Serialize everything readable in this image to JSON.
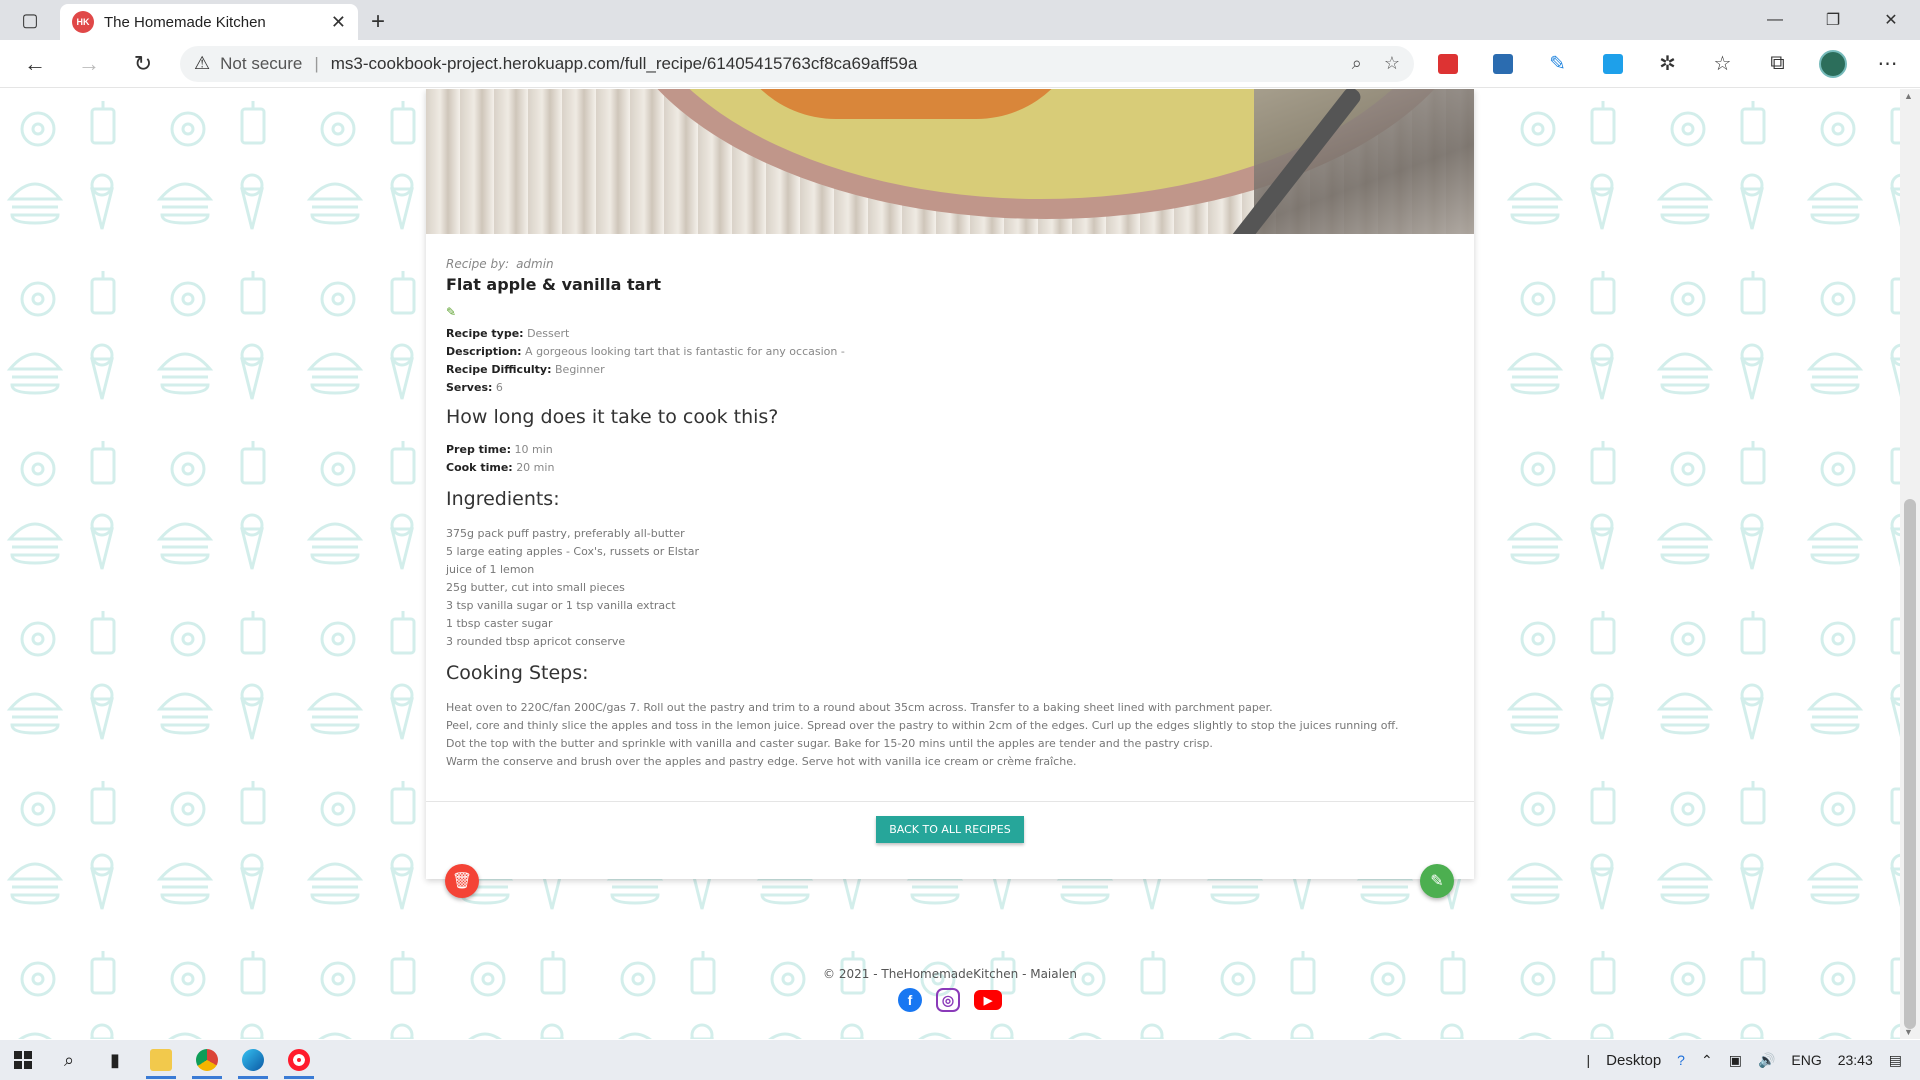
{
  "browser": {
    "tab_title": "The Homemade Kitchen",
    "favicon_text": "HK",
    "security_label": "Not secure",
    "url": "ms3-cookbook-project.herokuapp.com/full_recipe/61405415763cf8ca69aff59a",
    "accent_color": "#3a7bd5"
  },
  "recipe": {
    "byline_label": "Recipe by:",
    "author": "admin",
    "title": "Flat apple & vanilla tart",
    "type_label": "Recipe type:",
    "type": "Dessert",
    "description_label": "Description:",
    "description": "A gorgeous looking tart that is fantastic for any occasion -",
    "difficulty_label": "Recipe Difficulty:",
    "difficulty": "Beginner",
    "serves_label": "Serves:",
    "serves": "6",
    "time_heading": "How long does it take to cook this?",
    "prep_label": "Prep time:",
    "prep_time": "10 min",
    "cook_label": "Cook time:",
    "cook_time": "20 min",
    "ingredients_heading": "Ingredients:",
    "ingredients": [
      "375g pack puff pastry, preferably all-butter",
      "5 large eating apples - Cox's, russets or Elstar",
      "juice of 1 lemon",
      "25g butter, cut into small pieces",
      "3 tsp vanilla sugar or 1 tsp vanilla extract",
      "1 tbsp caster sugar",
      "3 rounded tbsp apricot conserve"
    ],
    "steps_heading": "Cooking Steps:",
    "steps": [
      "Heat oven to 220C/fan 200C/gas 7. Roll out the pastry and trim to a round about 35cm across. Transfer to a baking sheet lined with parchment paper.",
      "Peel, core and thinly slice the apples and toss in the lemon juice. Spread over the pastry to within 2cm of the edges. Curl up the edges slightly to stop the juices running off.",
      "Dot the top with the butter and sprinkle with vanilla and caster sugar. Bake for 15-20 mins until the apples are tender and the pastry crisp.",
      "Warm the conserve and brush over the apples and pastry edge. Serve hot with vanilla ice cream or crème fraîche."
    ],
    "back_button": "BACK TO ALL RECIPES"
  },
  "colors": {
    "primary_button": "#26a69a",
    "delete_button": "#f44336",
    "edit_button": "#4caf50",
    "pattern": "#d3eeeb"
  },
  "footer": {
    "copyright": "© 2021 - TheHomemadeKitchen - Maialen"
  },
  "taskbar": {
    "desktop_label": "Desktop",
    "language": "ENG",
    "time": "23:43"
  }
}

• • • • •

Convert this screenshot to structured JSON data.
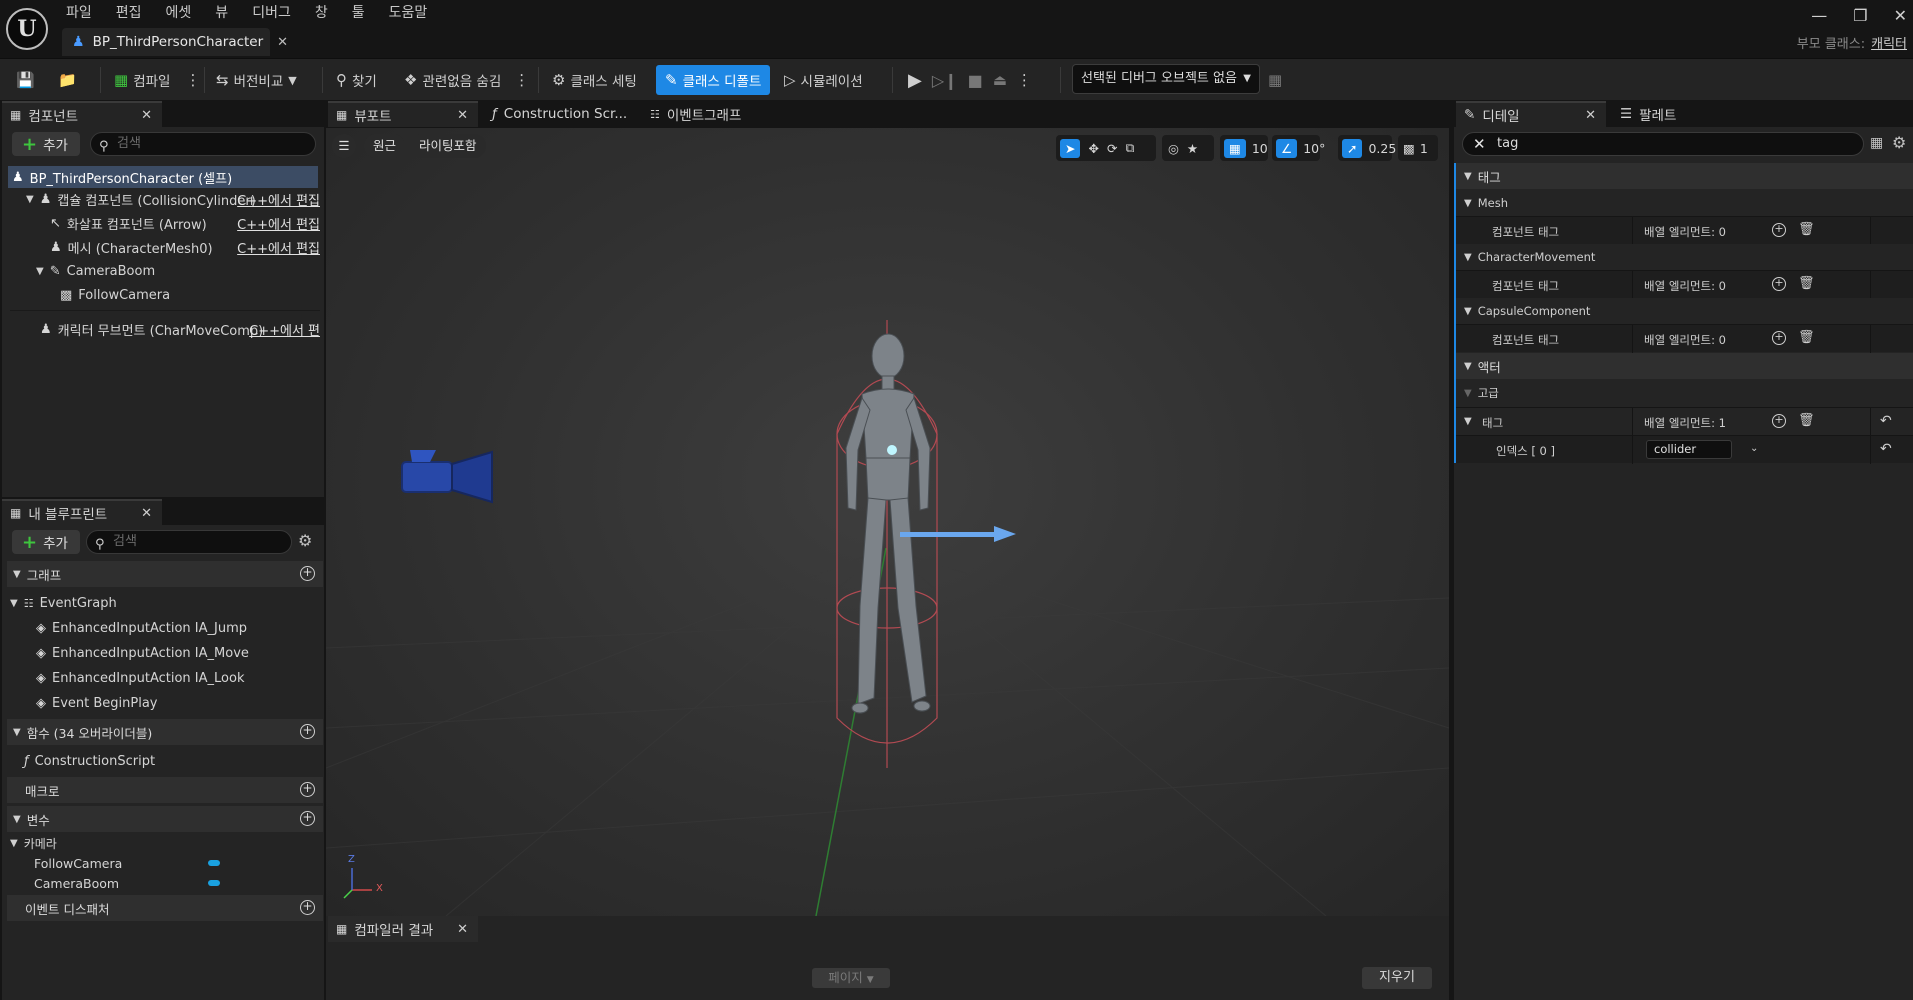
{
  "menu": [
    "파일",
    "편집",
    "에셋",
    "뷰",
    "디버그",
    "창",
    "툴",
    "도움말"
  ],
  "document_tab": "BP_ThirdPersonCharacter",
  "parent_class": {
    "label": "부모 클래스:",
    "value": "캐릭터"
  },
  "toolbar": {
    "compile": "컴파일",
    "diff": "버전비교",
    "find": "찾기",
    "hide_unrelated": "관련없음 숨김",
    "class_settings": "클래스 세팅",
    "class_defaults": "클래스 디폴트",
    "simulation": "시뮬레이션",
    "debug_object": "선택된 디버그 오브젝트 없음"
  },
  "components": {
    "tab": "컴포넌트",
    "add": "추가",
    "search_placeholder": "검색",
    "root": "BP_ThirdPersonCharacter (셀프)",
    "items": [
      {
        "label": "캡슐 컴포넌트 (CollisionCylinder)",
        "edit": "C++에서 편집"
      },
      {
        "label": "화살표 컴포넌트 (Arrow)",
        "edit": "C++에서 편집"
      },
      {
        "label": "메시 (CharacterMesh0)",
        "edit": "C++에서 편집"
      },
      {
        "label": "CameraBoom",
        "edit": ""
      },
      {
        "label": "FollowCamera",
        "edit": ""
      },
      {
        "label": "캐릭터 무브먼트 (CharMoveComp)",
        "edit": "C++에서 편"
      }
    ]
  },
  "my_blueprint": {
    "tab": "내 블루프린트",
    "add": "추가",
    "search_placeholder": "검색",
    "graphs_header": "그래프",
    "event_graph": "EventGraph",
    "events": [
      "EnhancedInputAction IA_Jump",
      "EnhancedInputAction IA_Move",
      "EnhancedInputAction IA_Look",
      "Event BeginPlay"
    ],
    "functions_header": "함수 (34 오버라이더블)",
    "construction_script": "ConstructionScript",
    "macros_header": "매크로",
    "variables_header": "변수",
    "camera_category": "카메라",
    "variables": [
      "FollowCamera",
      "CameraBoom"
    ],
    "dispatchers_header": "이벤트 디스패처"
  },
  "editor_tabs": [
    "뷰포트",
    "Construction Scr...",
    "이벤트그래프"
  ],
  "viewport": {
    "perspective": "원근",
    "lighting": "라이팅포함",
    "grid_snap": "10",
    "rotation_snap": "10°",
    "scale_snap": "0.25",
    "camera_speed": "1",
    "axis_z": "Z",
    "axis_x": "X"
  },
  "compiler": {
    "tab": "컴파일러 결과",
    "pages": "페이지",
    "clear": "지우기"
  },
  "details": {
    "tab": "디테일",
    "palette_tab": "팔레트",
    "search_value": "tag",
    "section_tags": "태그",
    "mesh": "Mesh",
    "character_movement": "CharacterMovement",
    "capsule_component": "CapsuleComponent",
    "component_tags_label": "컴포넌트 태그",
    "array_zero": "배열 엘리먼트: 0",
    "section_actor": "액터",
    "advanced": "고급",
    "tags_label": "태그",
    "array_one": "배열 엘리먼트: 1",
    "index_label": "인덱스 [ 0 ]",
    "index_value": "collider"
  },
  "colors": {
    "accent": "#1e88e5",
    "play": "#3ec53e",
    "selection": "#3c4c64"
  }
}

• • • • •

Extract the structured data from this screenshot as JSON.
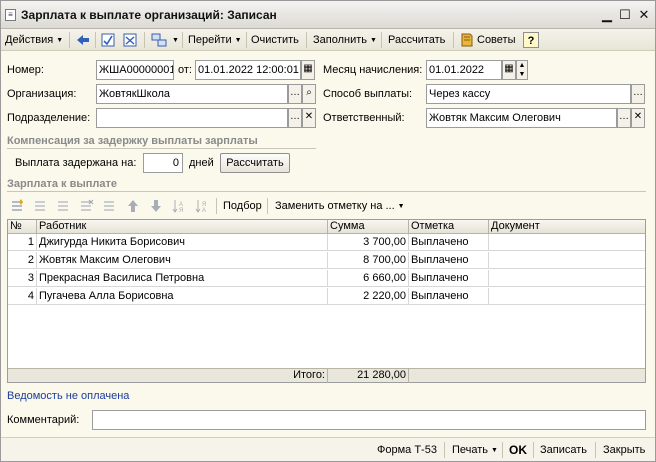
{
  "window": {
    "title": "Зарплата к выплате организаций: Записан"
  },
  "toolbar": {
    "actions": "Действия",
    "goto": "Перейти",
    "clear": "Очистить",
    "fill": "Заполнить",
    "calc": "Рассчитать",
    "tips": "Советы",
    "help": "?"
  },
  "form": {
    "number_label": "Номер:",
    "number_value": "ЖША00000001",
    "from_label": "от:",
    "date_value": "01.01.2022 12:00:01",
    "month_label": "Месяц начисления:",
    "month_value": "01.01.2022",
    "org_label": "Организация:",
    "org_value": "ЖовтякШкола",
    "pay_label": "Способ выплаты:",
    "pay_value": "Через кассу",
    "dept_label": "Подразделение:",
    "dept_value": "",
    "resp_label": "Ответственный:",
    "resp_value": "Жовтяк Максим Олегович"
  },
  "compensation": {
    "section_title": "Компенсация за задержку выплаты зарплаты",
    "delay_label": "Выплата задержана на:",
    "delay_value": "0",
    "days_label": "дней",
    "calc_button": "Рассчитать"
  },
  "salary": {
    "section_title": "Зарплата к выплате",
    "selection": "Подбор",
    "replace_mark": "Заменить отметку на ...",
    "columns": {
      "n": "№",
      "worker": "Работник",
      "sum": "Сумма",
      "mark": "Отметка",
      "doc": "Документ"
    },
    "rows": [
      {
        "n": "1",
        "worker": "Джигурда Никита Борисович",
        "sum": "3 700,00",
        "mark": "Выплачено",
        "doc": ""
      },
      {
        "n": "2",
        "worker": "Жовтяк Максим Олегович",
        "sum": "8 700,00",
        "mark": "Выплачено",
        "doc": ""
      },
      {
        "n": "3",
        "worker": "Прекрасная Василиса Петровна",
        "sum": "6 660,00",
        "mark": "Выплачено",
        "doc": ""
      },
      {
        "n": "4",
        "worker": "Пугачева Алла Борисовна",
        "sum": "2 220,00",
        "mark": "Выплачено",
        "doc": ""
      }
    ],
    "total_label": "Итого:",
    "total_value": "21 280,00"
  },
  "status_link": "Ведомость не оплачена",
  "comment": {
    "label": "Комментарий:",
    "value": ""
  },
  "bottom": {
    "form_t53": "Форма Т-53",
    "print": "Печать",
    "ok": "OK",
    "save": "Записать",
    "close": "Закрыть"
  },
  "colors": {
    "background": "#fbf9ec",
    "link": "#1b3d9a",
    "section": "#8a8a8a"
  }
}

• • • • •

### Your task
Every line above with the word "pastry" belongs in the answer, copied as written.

### Final answer
      "375g pack puff pastry, preferably all-butter",
      "Heat oven to 220C/fan 200C/gas 7. Roll out the pastry and trim to a round about 35cm across. Transfer to a baking sheet lined with parchment paper.",
      "Peel, core and thinly slice the apples and toss in the lemon juice. Spread over the pastry to within 2cm of the edges. Curl up the edges slightly to stop the juices running off.",
      "Dot the top with the butter and sprinkle with vanilla and caster sugar. Bake for 15-20 mins until the apples are tender and the pastry crisp.",
      "Warm the conserve and brush over the apples and pastry edge. Serve hot with vanilla ice cream or crème fraîche."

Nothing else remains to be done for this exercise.